** Problem requirements **
For each line in the records that contains "JSON", make a copy.

** Supplied records **
*** Begin section ***
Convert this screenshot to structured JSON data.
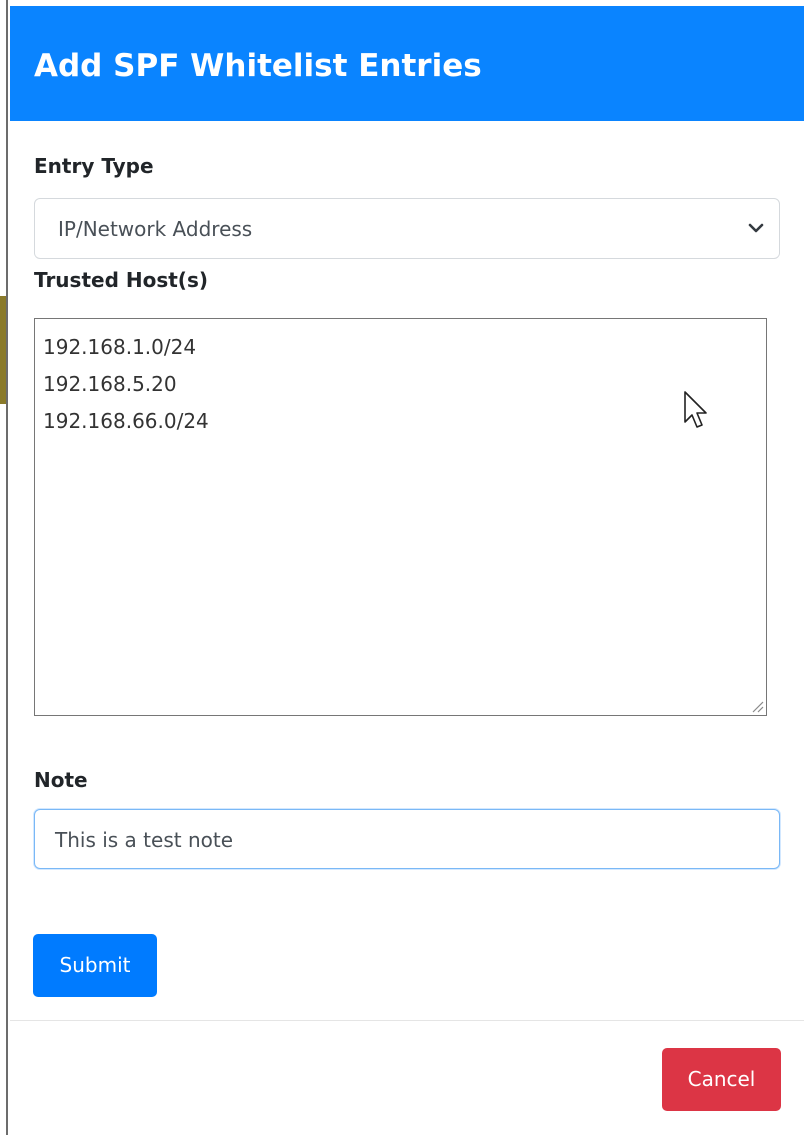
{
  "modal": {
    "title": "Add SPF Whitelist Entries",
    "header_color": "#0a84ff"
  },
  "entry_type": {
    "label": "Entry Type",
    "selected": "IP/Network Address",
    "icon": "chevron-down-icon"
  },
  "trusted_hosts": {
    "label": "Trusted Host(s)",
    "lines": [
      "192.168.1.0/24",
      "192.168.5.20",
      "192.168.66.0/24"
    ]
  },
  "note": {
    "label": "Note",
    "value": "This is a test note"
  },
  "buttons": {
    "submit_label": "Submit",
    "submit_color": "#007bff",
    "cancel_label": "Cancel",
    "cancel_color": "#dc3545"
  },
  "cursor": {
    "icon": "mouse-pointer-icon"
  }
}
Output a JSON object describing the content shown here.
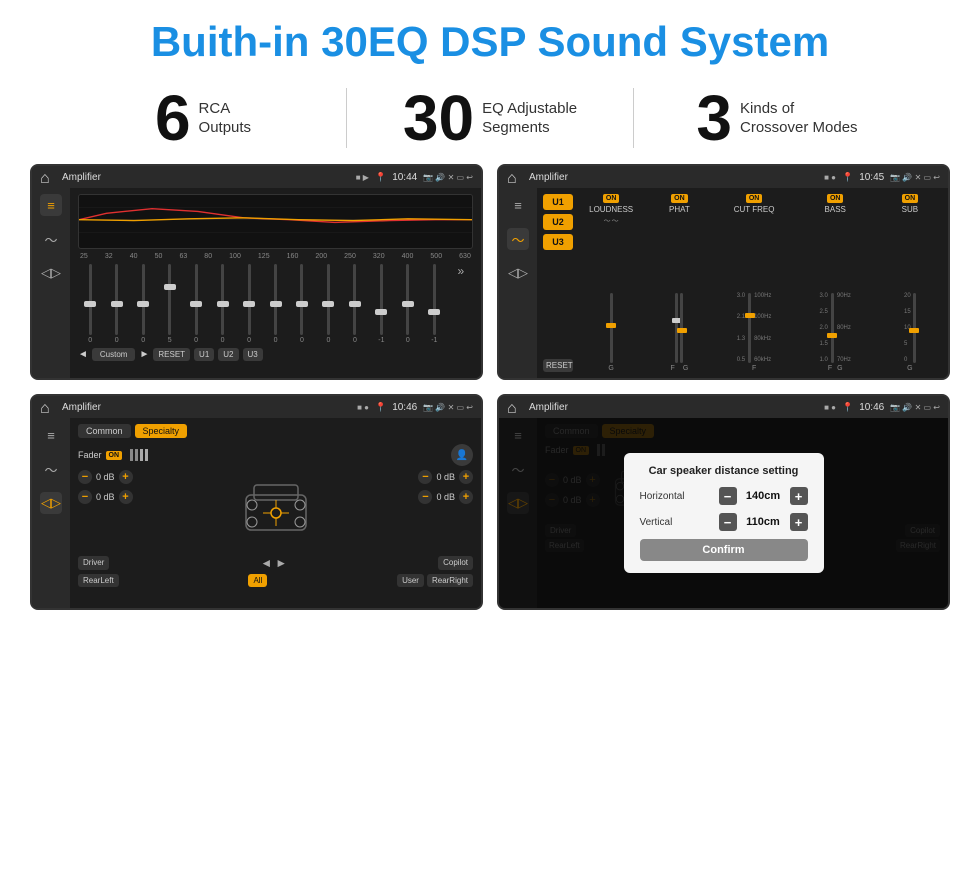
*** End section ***
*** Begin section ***
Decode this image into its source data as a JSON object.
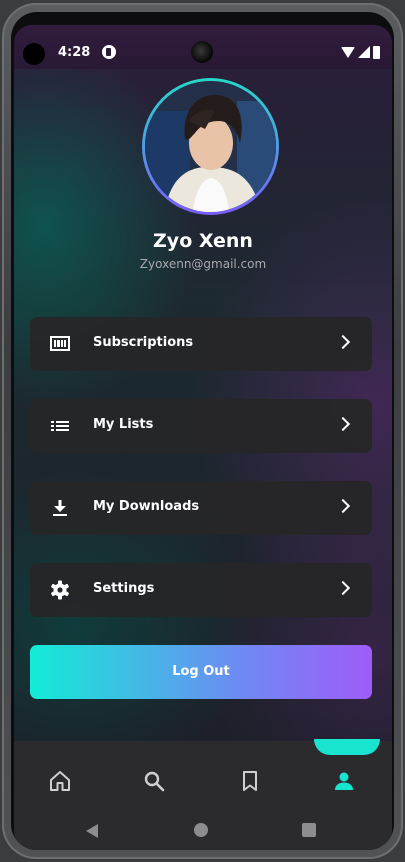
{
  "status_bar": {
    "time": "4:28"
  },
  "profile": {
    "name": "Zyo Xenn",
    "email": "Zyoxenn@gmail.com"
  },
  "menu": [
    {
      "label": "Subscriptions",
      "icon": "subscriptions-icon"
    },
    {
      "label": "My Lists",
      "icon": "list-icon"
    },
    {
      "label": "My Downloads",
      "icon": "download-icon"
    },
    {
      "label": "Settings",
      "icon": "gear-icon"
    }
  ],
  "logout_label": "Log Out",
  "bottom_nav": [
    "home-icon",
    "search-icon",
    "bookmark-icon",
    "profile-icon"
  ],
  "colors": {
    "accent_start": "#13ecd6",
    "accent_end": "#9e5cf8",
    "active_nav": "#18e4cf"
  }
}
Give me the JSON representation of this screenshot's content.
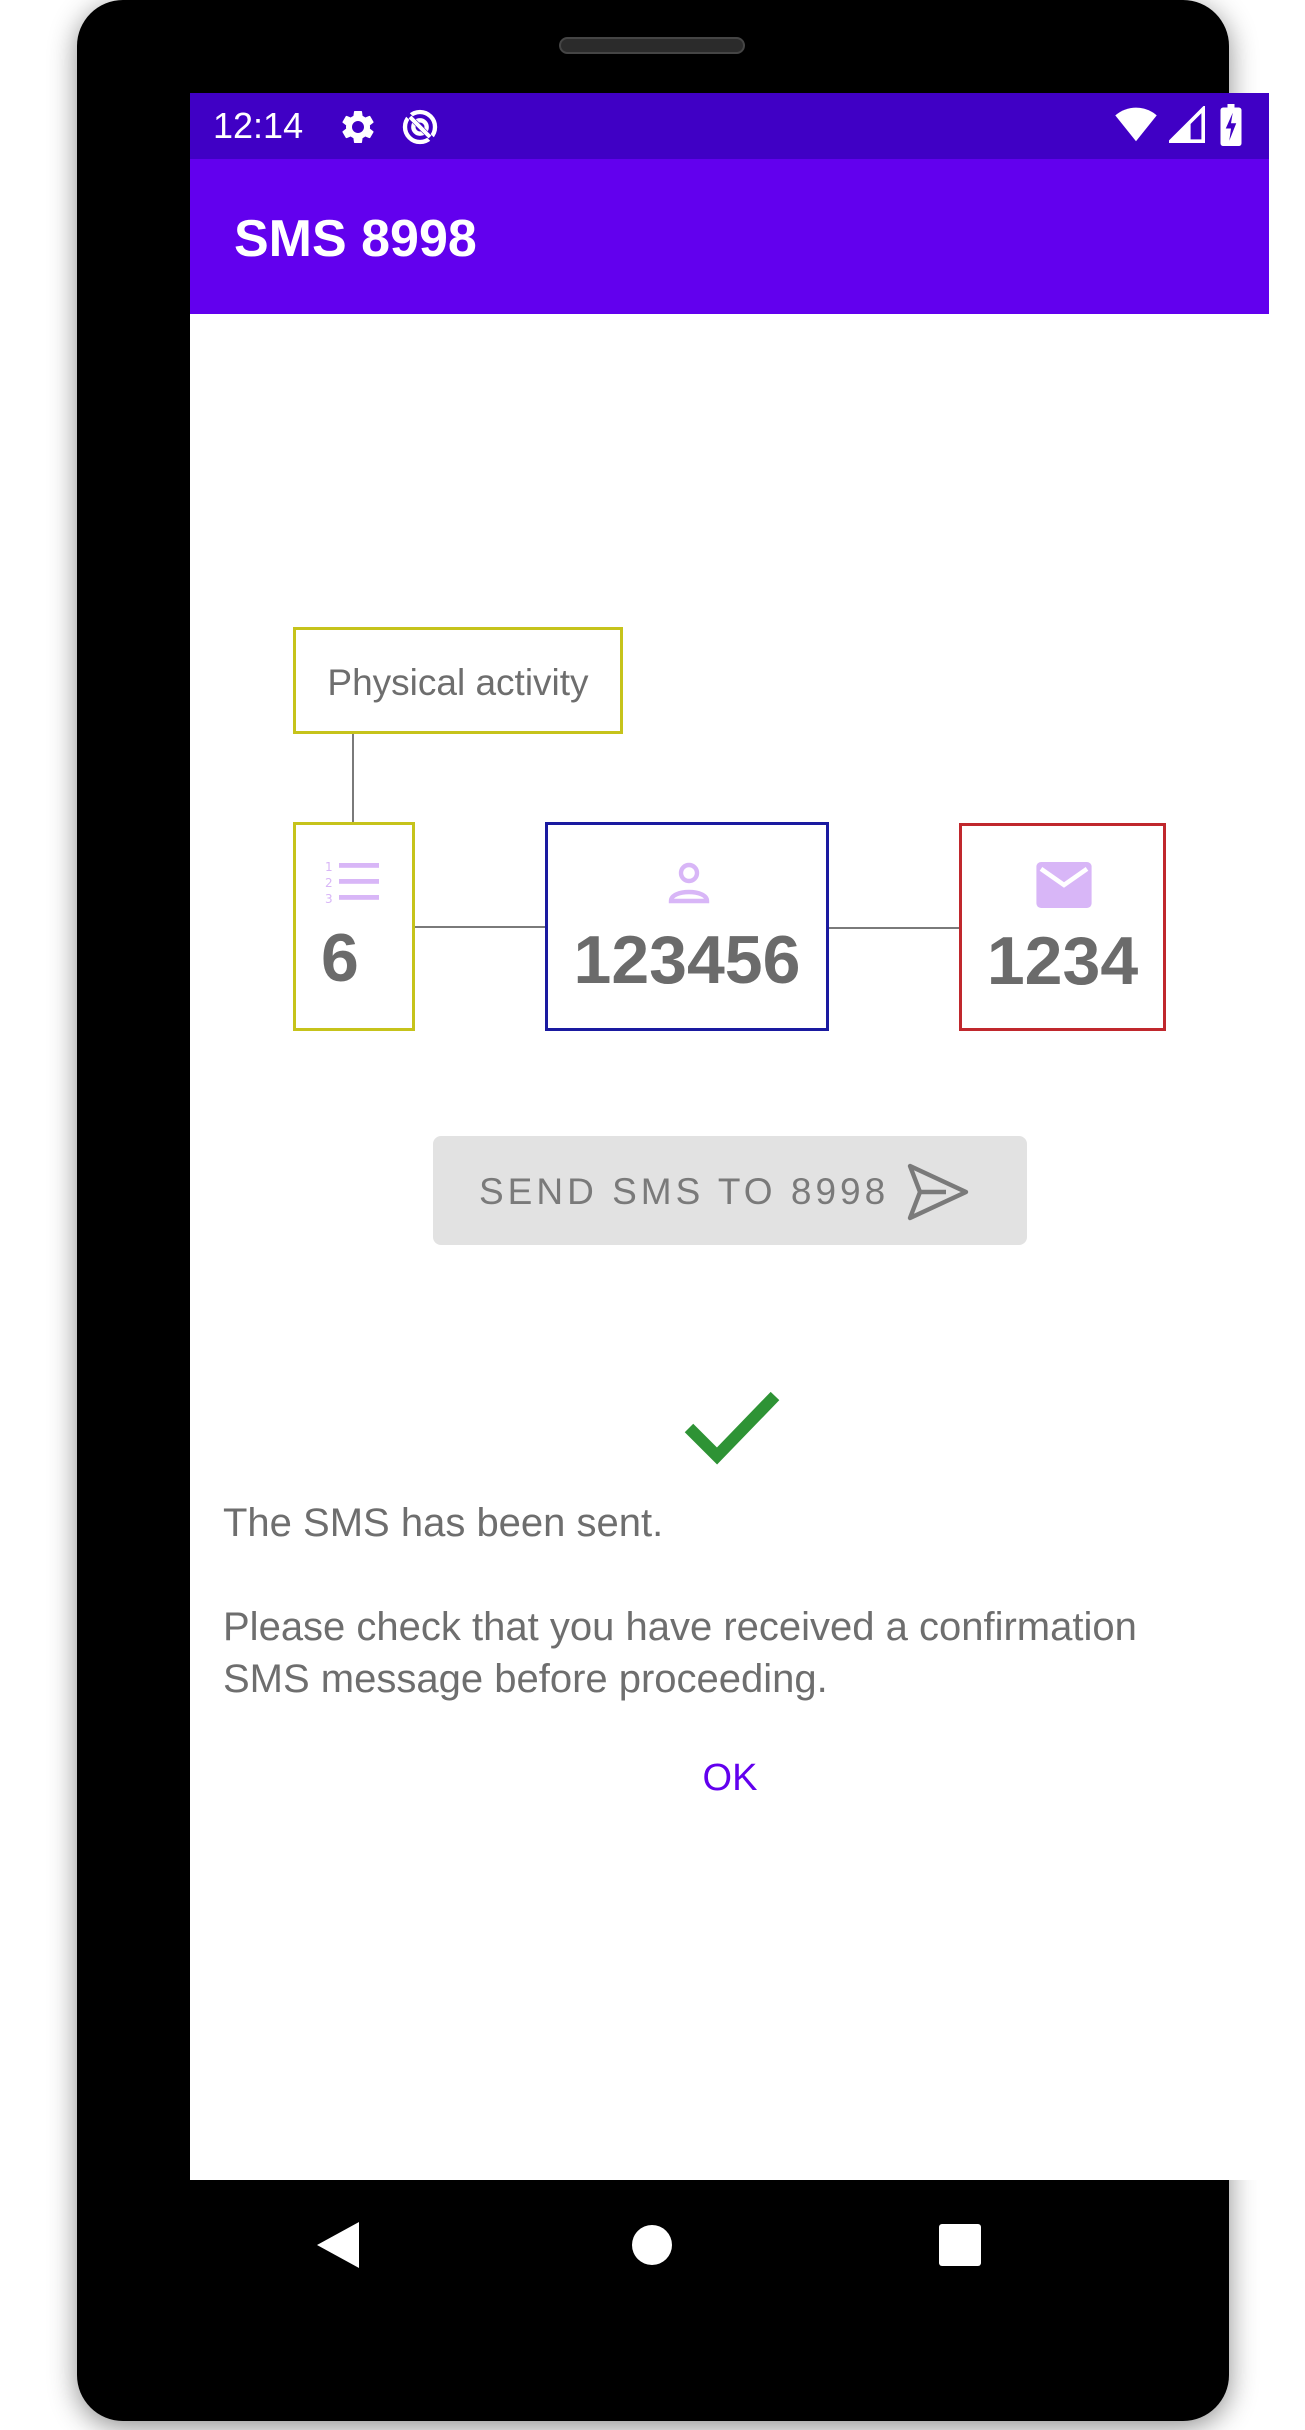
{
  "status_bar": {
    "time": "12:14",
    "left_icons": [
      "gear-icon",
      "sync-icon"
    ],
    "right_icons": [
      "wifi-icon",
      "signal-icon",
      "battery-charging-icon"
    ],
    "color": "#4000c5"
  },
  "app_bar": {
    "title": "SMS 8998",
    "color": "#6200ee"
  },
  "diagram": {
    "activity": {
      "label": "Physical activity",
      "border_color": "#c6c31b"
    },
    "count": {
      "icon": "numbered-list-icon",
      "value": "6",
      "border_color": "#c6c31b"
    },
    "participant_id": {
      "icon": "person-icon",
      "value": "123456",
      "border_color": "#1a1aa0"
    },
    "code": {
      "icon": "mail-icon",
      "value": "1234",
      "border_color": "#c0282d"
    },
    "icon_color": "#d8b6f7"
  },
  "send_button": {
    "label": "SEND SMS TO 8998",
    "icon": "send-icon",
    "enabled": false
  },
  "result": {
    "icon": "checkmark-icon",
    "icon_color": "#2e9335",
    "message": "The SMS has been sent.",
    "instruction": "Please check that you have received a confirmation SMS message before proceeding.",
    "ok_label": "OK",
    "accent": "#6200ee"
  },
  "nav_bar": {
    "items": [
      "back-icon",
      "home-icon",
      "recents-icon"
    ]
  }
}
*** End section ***
** Expected answer **
Convert this screenshot to structured JSON data.
Output a JSON object describing the content shown here.
Decode this image into its source data as a JSON object.
Give me the JSON representation of this screenshot's content.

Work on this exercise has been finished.